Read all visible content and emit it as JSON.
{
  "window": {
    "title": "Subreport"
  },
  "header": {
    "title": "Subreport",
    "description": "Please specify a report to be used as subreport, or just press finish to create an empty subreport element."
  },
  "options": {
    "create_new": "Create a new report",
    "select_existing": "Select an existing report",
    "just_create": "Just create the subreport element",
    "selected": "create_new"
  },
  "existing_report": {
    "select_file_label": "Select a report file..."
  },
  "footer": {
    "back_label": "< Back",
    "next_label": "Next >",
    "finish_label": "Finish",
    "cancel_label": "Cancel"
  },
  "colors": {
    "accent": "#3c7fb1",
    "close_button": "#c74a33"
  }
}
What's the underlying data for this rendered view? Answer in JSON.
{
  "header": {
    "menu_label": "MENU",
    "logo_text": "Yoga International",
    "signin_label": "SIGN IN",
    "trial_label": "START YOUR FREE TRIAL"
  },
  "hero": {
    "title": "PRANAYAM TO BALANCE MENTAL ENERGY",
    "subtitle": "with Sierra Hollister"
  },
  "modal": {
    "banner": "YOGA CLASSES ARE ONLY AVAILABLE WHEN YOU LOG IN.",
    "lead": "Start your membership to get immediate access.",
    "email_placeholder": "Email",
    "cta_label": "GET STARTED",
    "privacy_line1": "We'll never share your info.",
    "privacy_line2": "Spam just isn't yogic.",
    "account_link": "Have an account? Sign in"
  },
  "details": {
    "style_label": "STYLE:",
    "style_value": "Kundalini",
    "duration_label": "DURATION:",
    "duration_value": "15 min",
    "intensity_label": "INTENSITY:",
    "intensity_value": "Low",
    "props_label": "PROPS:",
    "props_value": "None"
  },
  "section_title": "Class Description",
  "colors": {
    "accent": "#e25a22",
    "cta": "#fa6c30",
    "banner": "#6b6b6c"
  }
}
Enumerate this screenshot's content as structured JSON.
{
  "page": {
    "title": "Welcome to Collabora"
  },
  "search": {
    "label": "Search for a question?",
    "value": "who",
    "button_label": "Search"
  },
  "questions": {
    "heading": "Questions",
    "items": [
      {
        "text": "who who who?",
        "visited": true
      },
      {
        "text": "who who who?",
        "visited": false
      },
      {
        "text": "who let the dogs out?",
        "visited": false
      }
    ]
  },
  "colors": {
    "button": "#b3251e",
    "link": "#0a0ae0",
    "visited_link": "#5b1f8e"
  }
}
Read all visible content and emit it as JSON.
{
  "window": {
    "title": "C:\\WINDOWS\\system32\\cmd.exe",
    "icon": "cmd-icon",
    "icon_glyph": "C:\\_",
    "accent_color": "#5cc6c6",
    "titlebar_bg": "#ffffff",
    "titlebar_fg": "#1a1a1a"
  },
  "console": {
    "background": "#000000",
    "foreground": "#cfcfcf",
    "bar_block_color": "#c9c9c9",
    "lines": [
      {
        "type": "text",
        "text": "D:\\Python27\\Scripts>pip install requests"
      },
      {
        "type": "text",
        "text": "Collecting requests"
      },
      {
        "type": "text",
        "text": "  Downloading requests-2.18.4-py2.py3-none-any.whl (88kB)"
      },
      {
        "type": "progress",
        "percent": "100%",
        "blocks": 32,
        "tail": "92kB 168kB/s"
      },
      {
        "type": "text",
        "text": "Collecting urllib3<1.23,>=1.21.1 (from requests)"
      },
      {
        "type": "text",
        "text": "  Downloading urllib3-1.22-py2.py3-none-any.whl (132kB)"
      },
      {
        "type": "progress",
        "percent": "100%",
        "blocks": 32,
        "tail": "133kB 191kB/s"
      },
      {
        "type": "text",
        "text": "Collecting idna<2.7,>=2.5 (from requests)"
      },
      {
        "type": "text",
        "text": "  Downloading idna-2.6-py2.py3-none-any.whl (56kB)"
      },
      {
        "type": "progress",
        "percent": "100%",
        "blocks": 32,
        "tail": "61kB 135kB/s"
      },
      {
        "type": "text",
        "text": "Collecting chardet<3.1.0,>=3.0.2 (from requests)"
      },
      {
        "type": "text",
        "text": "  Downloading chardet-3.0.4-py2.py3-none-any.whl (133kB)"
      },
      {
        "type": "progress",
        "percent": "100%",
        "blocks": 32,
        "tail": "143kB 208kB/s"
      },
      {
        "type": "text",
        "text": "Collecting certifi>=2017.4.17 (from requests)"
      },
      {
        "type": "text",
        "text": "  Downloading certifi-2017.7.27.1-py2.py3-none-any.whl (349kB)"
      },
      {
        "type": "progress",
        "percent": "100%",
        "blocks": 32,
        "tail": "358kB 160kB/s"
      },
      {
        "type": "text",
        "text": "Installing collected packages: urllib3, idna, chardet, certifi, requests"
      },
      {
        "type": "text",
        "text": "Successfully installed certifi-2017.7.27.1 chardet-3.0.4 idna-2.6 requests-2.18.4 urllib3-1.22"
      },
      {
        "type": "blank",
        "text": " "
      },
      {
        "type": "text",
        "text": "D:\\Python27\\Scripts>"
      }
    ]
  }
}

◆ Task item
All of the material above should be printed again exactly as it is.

◆ Solution to this exercise
Read all visible content and emit it as JSON.
{
  "window": {
    "title": "Subreport"
  },
  "header": {
    "title": "Subreport",
    "description": "Please specify a report to be used as subreport, or just press finish to create an empty subreport element."
  },
  "options": {
    "create_new": "Create a new report",
    "select_existing": "Select an existing report",
    "just_create": "Just create the subreport element",
    "selected": "create_new"
  },
  "existing_report": {
    "select_file_label": "Select a report file..."
  },
  "footer": {
    "back_label": "< Back",
    "next_label": "Next >",
    "finish_label": "Finish",
    "cancel_label": "Cancel"
  },
  "colors": {
    "accent": "#3c7fb1",
    "close_button": "#c74a33"
  }
}
What's the underlying data for this rendered view? Answer in JSON.
{
  "header": {
    "menu_label": "MENU",
    "logo_text": "Yoga International",
    "signin_label": "SIGN IN",
    "trial_label": "START YOUR FREE TRIAL"
  },
  "hero": {
    "title": "PRANAYAM TO BALANCE MENTAL ENERGY",
    "subtitle": "with Sierra Hollister"
  },
  "modal": {
    "banner": "YOGA CLASSES ARE ONLY AVAILABLE WHEN YOU LOG IN.",
    "lead": "Start your membership to get immediate access.",
    "email_placeholder": "Email",
    "cta_label": "GET STARTED",
    "privacy_line1": "We'll never share your info.",
    "privacy_line2": "Spam just isn't yogic.",
    "account_link": "Have an account? Sign in"
  },
  "details": {
    "style_label": "STYLE:",
    "style_value": "Kundalini",
    "duration_label": "DURATION:",
    "duration_value": "15 min",
    "intensity_label": "INTENSITY:",
    "intensity_value": "Low",
    "props_label": "PROPS:",
    "props_value": "None"
  },
  "section_title": "Class Description",
  "colors": {
    "accent": "#e25a22",
    "cta": "#fa6c30",
    "banner": "#6b6b6c"
  }
}
Enumerate this screenshot's content as structured JSON.
{
  "page": {
    "title": "Welcome to Collabora"
  },
  "search": {
    "label": "Search for a question?",
    "value": "who",
    "button_label": "Search"
  },
  "questions": {
    "heading": "Questions",
    "items": [
      {
        "text": "who who who?",
        "visited": true
      },
      {
        "text": "who who who?",
        "visited": false
      },
      {
        "text": "who let the dogs out?",
        "visited": false
      }
    ]
  },
  "colors": {
    "button": "#b3251e",
    "link": "#0a0ae0",
    "visited_link": "#5b1f8e"
  }
}
Read all visible content and emit it as JSON.
{
  "window": {
    "title": "C:\\WINDOWS\\system32\\cmd.exe",
    "icon": "cmd-icon",
    "icon_glyph": "C:\\_",
    "accent_color": "#5cc6c6",
    "titlebar_bg": "#ffffff",
    "titlebar_fg": "#1a1a1a"
  },
  "console": {
    "background": "#000000",
    "foreground": "#cfcfcf",
    "bar_block_color": "#c9c9c9",
    "lines": [
      {
        "type": "text",
        "text": "D:\\Python27\\Scripts>pip install requests"
      },
      {
        "type": "text",
        "text": "Collecting requests"
      },
      {
        "type": "text",
        "text": "  Downloading requests-2.18.4-py2.py3-none-any.whl (88kB)"
      },
      {
        "type": "progress",
        "percent": "100%",
        "blocks": 32,
        "tail": "92kB 168kB/s"
      },
      {
        "type": "text",
        "text": "Collecting urllib3<1.23,>=1.21.1 (from requests)"
      },
      {
        "type": "text",
        "text": "  Downloading urllib3-1.22-py2.py3-none-any.whl (132kB)"
      },
      {
        "type": "progress",
        "percent": "100%",
        "blocks": 32,
        "tail": "133kB 191kB/s"
      },
      {
        "type": "text",
        "text": "Collecting idna<2.7,>=2.5 (from requests)"
      },
      {
        "type": "text",
        "text": "  Downloading idna-2.6-py2.py3-none-any.whl (56kB)"
      },
      {
        "type": "progress",
        "percent": "100%",
        "blocks": 32,
        "tail": "61kB 135kB/s"
      },
      {
        "type": "text",
        "text": "Collecting chardet<3.1.0,>=3.0.2 (from requests)"
      },
      {
        "type": "text",
        "text": "  Downloading chardet-3.0.4-py2.py3-none-any.whl (133kB)"
      },
      {
        "type": "progress",
        "percent": "100%",
        "blocks": 32,
        "tail": "143kB 208kB/s"
      },
      {
        "type": "text",
        "text": "Collecting certifi>=2017.4.17 (from requests)"
      },
      {
        "type": "text",
        "text": "  Downloading certifi-2017.7.27.1-py2.py3-none-any.whl (349kB)"
      },
      {
        "type": "progress",
        "percent": "100%",
        "blocks": 32,
        "tail": "358kB 160kB/s"
      },
      {
        "type": "text",
        "text": "Installing collected packages: urllib3, idna, chardet, certifi, requests"
      },
      {
        "type": "text",
        "text": "Successfully installed certifi-2017.7.27.1 chardet-3.0.4 idna-2.6 requests-2.18.4 urllib3-1.22"
      },
      {
        "type": "blank",
        "text": " "
      },
      {
        "type": "text",
        "text": "D:\\Python27\\Scripts>"
      }
    ]
  }
}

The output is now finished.